You know the story. About two weeks ago, popular YouTuber Logan Paul released a video of a dead person hanging from a tree in the Aokigahara forest in Japan.
The forest is known as a top destination for suicide victims, earning the informal moniker, “suicide forest.” Paul giggled with friends and said to a friend, “What, you’ve never seen a dead guy before?” in the video he posted. It has since been taken down.
Many were outraged; many others defended him. Paul eventually released a video apology and said he’d be stepping away from his channel for a while. He was dropped by the Google Preferred advertising program and YouTube has “shelved plans for an upcoming original movie Paul was slated to appear in, ‘The Thinning: New World Order,'” according to USA TODAY.
But Greg Paul, the star’s dad, said on Instagram that his son would be returning to YouTube despite it all, which makes me question whether the Paul family takes it seriously.
It’s not that he should never be forgiven or should never return to YouTube. But for this story to come full circle without having a serious conversation surrounding suicide AND the impact of disturbing videos on children’s well-being is a disgrace.
Yes, I’m outraged at Paul’s video. Yes, I found the news of Paul’s reprimands cathartic. But this isn’t just about Paul.
This is about the human whose body was so flagrantly disrespected, and it’s about the 15.7 million Logan Paul channel subscribers who saw that video — many of whom I’d guess are kids or young adults — who may not even realize the effect a scene like that has on them. It’s about the stigma surrounding mental illness and a conversation on how that leads to self harm. This conversation is too important to be over.
Let’s get a professional opinion
So All the Moms decided to speak to a child psychologist on the matter. We asked Dr. Abigail Gewirtz, Lindahl Leadership professor at the University of Minnesota’s Department of Family Social Science, to discern the possible impacts of disturbing content like this on children’s mental well-being. Plus, what parents can and should do after their kids view it, since it’s been a recurring issue lately.
What a child psychologist thinks of disturbing content like this…
Dr. Gewirtz listed several problems:
- Nightmares, depending on the child’s age
- Warped sense of what suicide is
- Misconception about suicide’s finality
“I worry about kids that don’t realize what suicide is and how final it is,” she said. “I worry about kids who are already depressed watching the content.”
Is society glorifying suicide?
Dr. Gewirtz, who was unable to see the video before it was taken down, said she thinks the primary issue with it, based off of what she heard, is the disrespect that Paul displayed by joking in the presence of a suicide victim.
But she couldn’t help but connect it to a larger recurring theme she sees in society: the glorification of suicide.
Dr. Gewirtz said she’s concerned shows and books like “13 Reasons Why” could be seriously distorting how children view mortality, depression and other mental illnesses and one’s power over another’s choices.

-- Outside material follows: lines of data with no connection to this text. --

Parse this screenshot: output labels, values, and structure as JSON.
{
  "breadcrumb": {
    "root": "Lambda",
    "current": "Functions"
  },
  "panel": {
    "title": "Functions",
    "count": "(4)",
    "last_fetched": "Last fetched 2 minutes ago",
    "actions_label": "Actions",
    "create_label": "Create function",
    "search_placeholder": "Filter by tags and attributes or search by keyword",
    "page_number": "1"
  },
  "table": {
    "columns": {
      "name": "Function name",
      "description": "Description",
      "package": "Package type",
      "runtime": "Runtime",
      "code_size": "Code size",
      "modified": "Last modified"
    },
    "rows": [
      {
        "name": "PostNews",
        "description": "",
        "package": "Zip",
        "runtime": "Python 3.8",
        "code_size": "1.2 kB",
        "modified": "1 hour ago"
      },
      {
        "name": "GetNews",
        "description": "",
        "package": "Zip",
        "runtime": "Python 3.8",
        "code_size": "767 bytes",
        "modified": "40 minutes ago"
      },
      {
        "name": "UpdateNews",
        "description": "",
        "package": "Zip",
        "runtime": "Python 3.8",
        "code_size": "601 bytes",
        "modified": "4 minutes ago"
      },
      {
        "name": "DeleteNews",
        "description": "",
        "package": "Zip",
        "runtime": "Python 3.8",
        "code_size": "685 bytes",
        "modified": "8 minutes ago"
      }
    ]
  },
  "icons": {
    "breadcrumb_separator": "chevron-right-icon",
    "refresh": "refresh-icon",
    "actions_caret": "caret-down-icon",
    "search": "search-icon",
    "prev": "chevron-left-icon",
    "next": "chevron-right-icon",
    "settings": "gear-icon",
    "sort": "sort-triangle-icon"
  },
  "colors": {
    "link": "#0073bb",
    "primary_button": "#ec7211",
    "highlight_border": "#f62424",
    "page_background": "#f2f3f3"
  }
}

“We know (suicide) and depression peak in adolescence,” she said, “and suicide is deemed, unfortunately, a solution more recently.”
It must be emphasized, she said, that “suicide is the product of a terrible illness: depression.” It is dangerous to plant the idea in children’s minds that suicide makes a powerful statement or changes the way people view you or that suicide can be the ultimate revenge.

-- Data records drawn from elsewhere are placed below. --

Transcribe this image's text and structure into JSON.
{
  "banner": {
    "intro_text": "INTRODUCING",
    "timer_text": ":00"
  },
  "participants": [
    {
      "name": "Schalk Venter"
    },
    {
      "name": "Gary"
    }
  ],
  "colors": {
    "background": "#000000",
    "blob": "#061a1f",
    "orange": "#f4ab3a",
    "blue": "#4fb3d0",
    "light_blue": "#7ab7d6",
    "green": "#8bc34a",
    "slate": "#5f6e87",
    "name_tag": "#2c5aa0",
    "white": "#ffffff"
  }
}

“In child development, we know there are young children who don’t understand the irreversibility of death,” she said, “so it’s really not until you’re 9 or 10 years old that you begin to understand that when people die, they’re never coming back.”

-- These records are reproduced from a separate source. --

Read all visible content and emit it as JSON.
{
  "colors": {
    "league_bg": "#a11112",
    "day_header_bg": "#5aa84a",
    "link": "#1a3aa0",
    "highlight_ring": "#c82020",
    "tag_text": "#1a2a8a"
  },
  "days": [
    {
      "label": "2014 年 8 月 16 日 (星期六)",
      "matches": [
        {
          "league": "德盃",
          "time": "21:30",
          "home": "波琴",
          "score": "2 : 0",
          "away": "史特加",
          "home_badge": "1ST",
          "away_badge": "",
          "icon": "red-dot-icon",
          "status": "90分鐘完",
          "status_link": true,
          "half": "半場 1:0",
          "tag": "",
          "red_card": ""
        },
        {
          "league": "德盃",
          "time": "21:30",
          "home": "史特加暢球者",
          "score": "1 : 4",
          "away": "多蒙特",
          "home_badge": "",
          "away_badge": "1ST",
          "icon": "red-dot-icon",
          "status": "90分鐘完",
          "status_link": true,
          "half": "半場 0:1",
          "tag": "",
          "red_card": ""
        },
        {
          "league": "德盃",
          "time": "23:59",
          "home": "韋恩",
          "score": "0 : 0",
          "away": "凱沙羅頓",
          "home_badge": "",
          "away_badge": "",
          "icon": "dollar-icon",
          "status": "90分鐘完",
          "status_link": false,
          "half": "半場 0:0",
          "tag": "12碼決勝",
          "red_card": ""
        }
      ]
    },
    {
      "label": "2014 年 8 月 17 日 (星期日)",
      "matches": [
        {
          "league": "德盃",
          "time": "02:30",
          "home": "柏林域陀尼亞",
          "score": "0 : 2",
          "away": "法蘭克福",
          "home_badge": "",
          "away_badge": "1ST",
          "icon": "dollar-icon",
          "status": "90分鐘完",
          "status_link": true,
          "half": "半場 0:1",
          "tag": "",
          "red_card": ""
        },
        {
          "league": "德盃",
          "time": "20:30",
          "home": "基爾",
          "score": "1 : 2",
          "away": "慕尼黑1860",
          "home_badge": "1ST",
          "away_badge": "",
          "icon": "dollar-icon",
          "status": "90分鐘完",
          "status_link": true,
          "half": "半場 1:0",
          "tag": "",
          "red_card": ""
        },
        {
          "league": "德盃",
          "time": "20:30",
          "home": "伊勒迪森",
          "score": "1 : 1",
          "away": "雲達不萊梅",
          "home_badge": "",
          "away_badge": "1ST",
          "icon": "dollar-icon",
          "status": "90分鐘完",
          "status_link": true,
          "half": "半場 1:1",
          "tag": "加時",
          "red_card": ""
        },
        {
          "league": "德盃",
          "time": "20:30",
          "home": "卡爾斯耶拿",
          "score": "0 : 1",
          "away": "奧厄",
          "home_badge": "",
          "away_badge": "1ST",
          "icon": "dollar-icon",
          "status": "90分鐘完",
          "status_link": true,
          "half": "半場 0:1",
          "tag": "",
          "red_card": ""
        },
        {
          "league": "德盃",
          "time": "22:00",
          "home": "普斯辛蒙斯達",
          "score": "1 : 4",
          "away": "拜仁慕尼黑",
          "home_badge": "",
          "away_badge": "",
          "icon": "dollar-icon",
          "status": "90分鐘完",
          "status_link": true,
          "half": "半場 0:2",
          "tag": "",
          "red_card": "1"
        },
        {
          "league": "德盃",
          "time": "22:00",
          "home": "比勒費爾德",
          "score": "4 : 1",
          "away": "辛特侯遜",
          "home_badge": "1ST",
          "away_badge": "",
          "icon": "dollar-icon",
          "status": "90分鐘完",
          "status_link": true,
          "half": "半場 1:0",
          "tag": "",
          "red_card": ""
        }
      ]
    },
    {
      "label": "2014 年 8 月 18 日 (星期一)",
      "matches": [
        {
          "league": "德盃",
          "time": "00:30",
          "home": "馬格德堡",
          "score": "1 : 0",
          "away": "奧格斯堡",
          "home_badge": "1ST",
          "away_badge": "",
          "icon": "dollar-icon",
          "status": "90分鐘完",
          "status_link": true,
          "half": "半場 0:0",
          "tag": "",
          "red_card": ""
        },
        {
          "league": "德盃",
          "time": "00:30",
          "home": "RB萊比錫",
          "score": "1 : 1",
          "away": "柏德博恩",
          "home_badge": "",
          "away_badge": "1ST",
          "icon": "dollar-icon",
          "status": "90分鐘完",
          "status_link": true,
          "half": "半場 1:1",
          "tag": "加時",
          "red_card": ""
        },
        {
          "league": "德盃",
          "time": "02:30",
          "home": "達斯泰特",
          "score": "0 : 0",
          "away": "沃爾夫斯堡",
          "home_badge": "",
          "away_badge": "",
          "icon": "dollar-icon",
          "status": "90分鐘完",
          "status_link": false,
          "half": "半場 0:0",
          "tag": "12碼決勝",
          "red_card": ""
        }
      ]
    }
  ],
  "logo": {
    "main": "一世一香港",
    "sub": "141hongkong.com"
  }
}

- 13 things teens should know before watching ’13 Reasons Why’
- 9 tips for talking to your teen about Season 2 of ’13 Reasons Why’
What to do if you think your child has experienced trauma?
ask if your child has questions
“Sometimes… we project our own stuff,” Dr. Gewirtz said. Before you assume your kid is traumatized, or perhaps not affected at all, try to find out how he or she is feeling. Gather information by determining what your kid knows, doesn’t know, wants to know, should or shouldn’t know, etc. Watch or view whatever visual your child might be having issues with.
Help your child feel safe
However your child feels most safe, help them get back to that place. Let them know they are loved and protected. Let them know that suicide is a terribly sad thing and that it is not a normal occurrence.
If necessary, explain the issue at an age-appropriate level
If your child asks about suicide, Dr. Gewirtz said explain it in an appropriate way. For someone younger than 8, it might be something like, “Suicide is a very sad thing that does not happen all the time. It happens when people have an illness.”
As a child ages, the conversation can become more nuanced. Be sure to explain that there are always other options, that no one should ever feel like they are alone and that if a friend seems depressed and in danger of self harm, to say something.
Do you know what your kids are watching?
The accessibility of the Internet often blocks parents’ ability to know what kids are watching. Yes, there are parental controls, but certain inappropriate content will inevitably slip through.
This is the issue parents and tech giants like YouTube will need to start focusing efforts on. Hopefully sooner than later.